    was flooded with orders and what started out as a modest manufacturing
    operation in Webster became one of the largest in New York almost
    overnight and it’s getting larger. The company is building a new $60
    million toner plant.Xerox prides itself on being both a good neighbor,
    and a good corporate citizen. “And so that involves both environment,
    health and safety and being responsible in the community. Just last
    week, we did our day of caring. A lot of employees went out to
    different places both in Webster and Monroe County,” said John Laing,
    Xerox Senior Vice President of Supplies Delivery Unit.Webster Town
    Supervisor Ron Nesbitt says Xerox has been an important asset to the
    town and helped to change Webster’s rural character. “Given people a
    place to come to the town of Webster and live and raise a family, which
    has been a good thing, and give them steady employment in the town of
    Webster.”Xerox provided steady employment in Webster until recent years
    when the workforce shrunk about in half. Nesbitt says he has not seen
    the Webster job cuts in residential or commercial development. The new
    Gil Hatch Center for customer innovation is attracting so many
    customers from all over the world to see new products that the town is
    getting two new hotels to compliment a Fairfield Inn.Xerox has also had
    an impact on Webster merchants. “The impact is huge. We rely 90 percent
    on Xerox. A couple years ago, we lost 5,000 workers. Many of those
    workers were customers. They visited the village frequently. So it has
    been tough,” said Mark Vinci owner of Webster’s East Main Street
    Rubinos.Ralph Sholts is a retired Xerox electrical engineer who spent
    29 years with the company, raising a family in Webster at the same
    time. “That was a great place to work. It was even fun although it was
    hard sometimes. When you like what you’re doing, it makes a
    difference.”And he’s one of many employees to lend their intellectual
    talents to the community, in his case, as a school board member. “Xerox

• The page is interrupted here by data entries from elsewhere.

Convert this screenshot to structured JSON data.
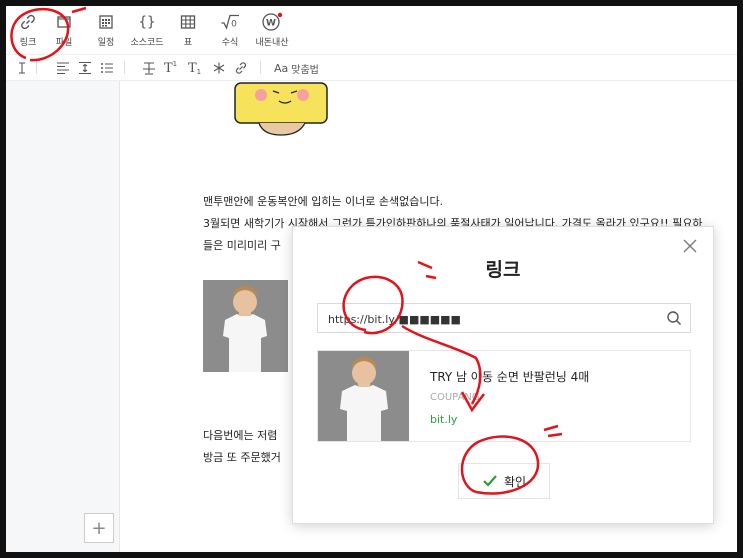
{
  "toolbar": {
    "items": [
      {
        "label": "링크",
        "icon": "link-icon"
      },
      {
        "label": "파일",
        "icon": "file-icon"
      },
      {
        "label": "일정",
        "icon": "calendar-icon"
      },
      {
        "label": "소스코드",
        "icon": "code-braces-icon"
      },
      {
        "label": "표",
        "icon": "table-icon"
      },
      {
        "label": "수식",
        "icon": "formula-icon"
      },
      {
        "label": "내돈내산",
        "icon": "own-purchase-icon"
      }
    ]
  },
  "subtoolbar": {
    "spellcheck_label": "맞춤법",
    "superscript_label": "T",
    "subscript_label": "T"
  },
  "editor": {
    "paragraphs": [
      "맨투맨안에 운동복안에 입히는 이너로 손색없습니다.",
      "3월되면 새학기가 시작해서 그런가 특가인하판하나의 품절사태가 일어납니다. 가격도 올라가 있구요!! 필요하",
      "들은 미리미리 구",
      "다음번에는 저렴",
      "방금 또 주문했거"
    ],
    "add_button": "+"
  },
  "modal": {
    "title": "링크",
    "url_value": "https://bit.ly/■■■■■■",
    "preview": {
      "title": "TRY 남 아동 순면 반팔런닝 4매",
      "site": "COUPANG",
      "domain": "bit.ly"
    },
    "confirm_label": "확인"
  },
  "colors": {
    "accent_green": "#2a9e37",
    "annotation_red": "#e0141c"
  }
}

    was always sensitive to what their employees liked to do and the
    community. And Xerox was really a community oriented business.”